### RECORDS FOR THIS EXERCISE:
--- START ---
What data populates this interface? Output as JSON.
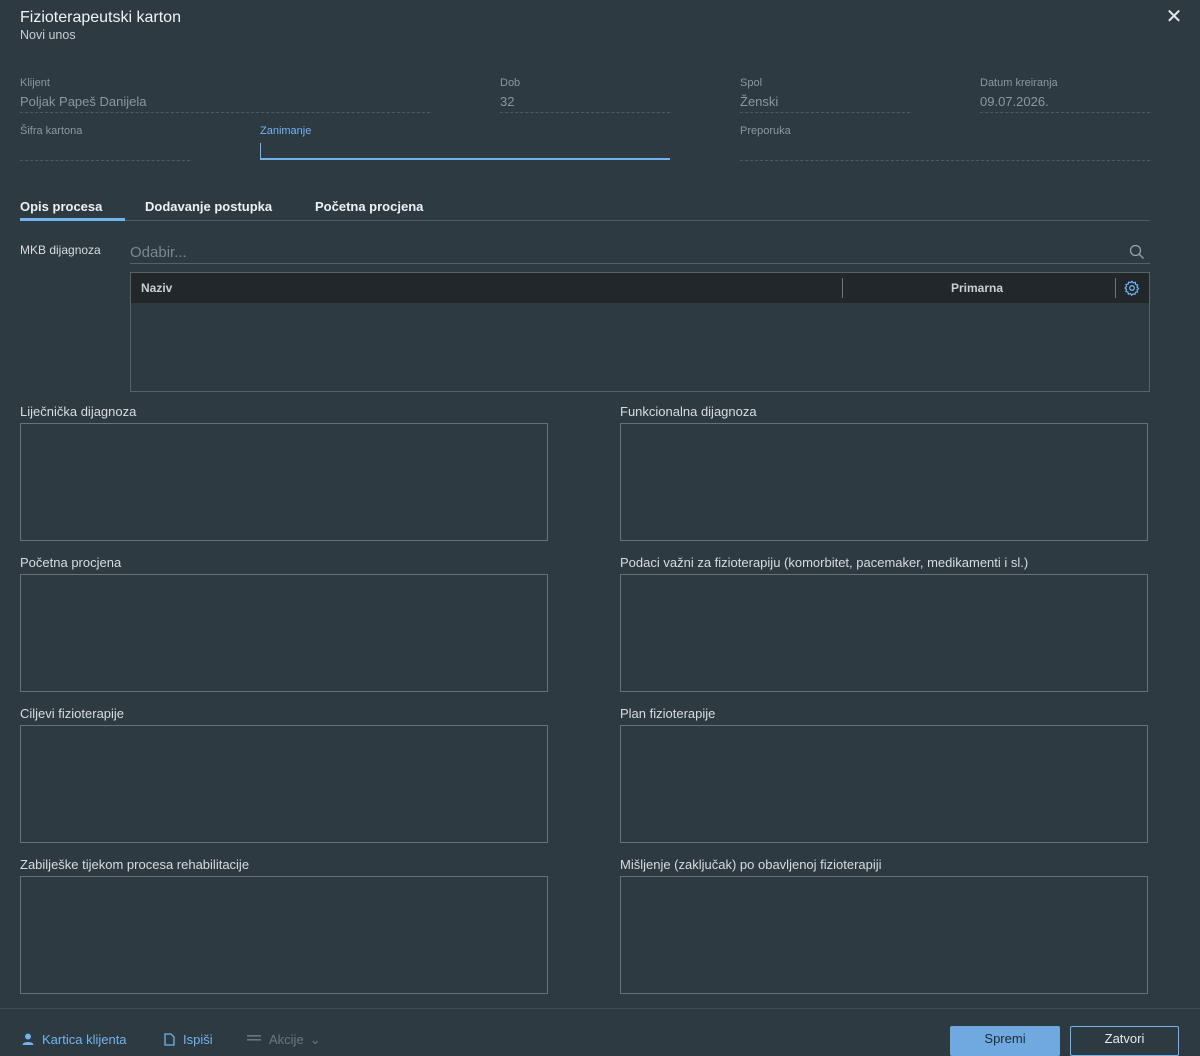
{
  "dialog": {
    "title": "Fizioterapeutski karton",
    "subtitle": "Novi unos",
    "close_glyph": "✕"
  },
  "fields": {
    "klijent": {
      "label": "Klijent",
      "value": "Poljak Papeš Danijela"
    },
    "dob": {
      "label": "Dob",
      "value": "32"
    },
    "spol": {
      "label": "Spol",
      "value": "Ženski"
    },
    "datum": {
      "label": "Datum kreiranja",
      "value": "09.07.2026."
    },
    "sifra": {
      "label": "Šifra kartona",
      "value": ""
    },
    "zanimanje": {
      "label": "Zanimanje",
      "value": ""
    },
    "preporuka": {
      "label": "Preporuka",
      "value": ""
    }
  },
  "tabs": [
    {
      "label": "Opis procesa",
      "active": true
    },
    {
      "label": "Dodavanje postupka",
      "active": false
    },
    {
      "label": "Početna procjena",
      "active": false
    }
  ],
  "mkb": {
    "label": "MKB dijagnoza",
    "placeholder": "Odabir...",
    "grid": {
      "col_naziv": "Naziv",
      "col_primarna": "Primarna"
    }
  },
  "textareas": {
    "lijecnicka": "Liječnička dijagnoza",
    "funkcionalna": "Funkcionalna dijagnoza",
    "pocetna": "Početna procjena",
    "podaci": "Podaci važni za fizioterapiju (komorbitet, pacemaker, medikamenti i sl.)",
    "ciljevi": "Ciljevi fizioterapije",
    "plan": "Plan fizioterapije",
    "zabiljeske": "Zabilješke tijekom procesa rehabilitacije",
    "misljenje": "Mišljenje (zaključak) po obavljenoj fizioterapiji"
  },
  "footer": {
    "kartica": "Kartica klijenta",
    "ispisi": "Ispiši",
    "akcije": "Akcije",
    "spremi": "Spremi",
    "zatvori": "Zatvori"
  },
  "colors": {
    "background": "#2e3a41",
    "accent": "#6fb3f0",
    "grid_header": "#21272b"
  }
}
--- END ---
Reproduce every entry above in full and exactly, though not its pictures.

What data populates this interface? Output as JSON.
{
  "dialog": {
    "title": "Fizioterapeutski karton",
    "subtitle": "Novi unos",
    "close_glyph": "✕"
  },
  "fields": {
    "klijent": {
      "label": "Klijent",
      "value": "Poljak Papeš Danijela"
    },
    "dob": {
      "label": "Dob",
      "value": "32"
    },
    "spol": {
      "label": "Spol",
      "value": "Ženski"
    },
    "datum": {
      "label": "Datum kreiranja",
      "value": "09.07.2026."
    },
    "sifra": {
      "label": "Šifra kartona",
      "value": ""
    },
    "zanimanje": {
      "label": "Zanimanje",
      "value": ""
    },
    "preporuka": {
      "label": "Preporuka",
      "value": ""
    }
  },
  "tabs": [
    {
      "label": "Opis procesa",
      "active": true
    },
    {
      "label": "Dodavanje postupka",
      "active": false
    },
    {
      "label": "Početna procjena",
      "active": false
    }
  ],
  "mkb": {
    "label": "MKB dijagnoza",
    "placeholder": "Odabir...",
    "grid": {
      "col_naziv": "Naziv",
      "col_primarna": "Primarna"
    }
  },
  "textareas": {
    "lijecnicka": "Liječnička dijagnoza",
    "funkcionalna": "Funkcionalna dijagnoza",
    "pocetna": "Početna procjena",
    "podaci": "Podaci važni za fizioterapiju (komorbitet, pacemaker, medikamenti i sl.)",
    "ciljevi": "Ciljevi fizioterapije",
    "plan": "Plan fizioterapije",
    "zabiljeske": "Zabilješke tijekom procesa rehabilitacije",
    "misljenje": "Mišljenje (zaključak) po obavljenoj fizioterapiji"
  },
  "footer": {
    "kartica": "Kartica klijenta",
    "ispisi": "Ispiši",
    "akcije": "Akcije",
    "spremi": "Spremi",
    "zatvori": "Zatvori"
  },
  "colors": {
    "background": "#2e3a41",
    "accent": "#6fb3f0",
    "grid_header": "#21272b"
  }
}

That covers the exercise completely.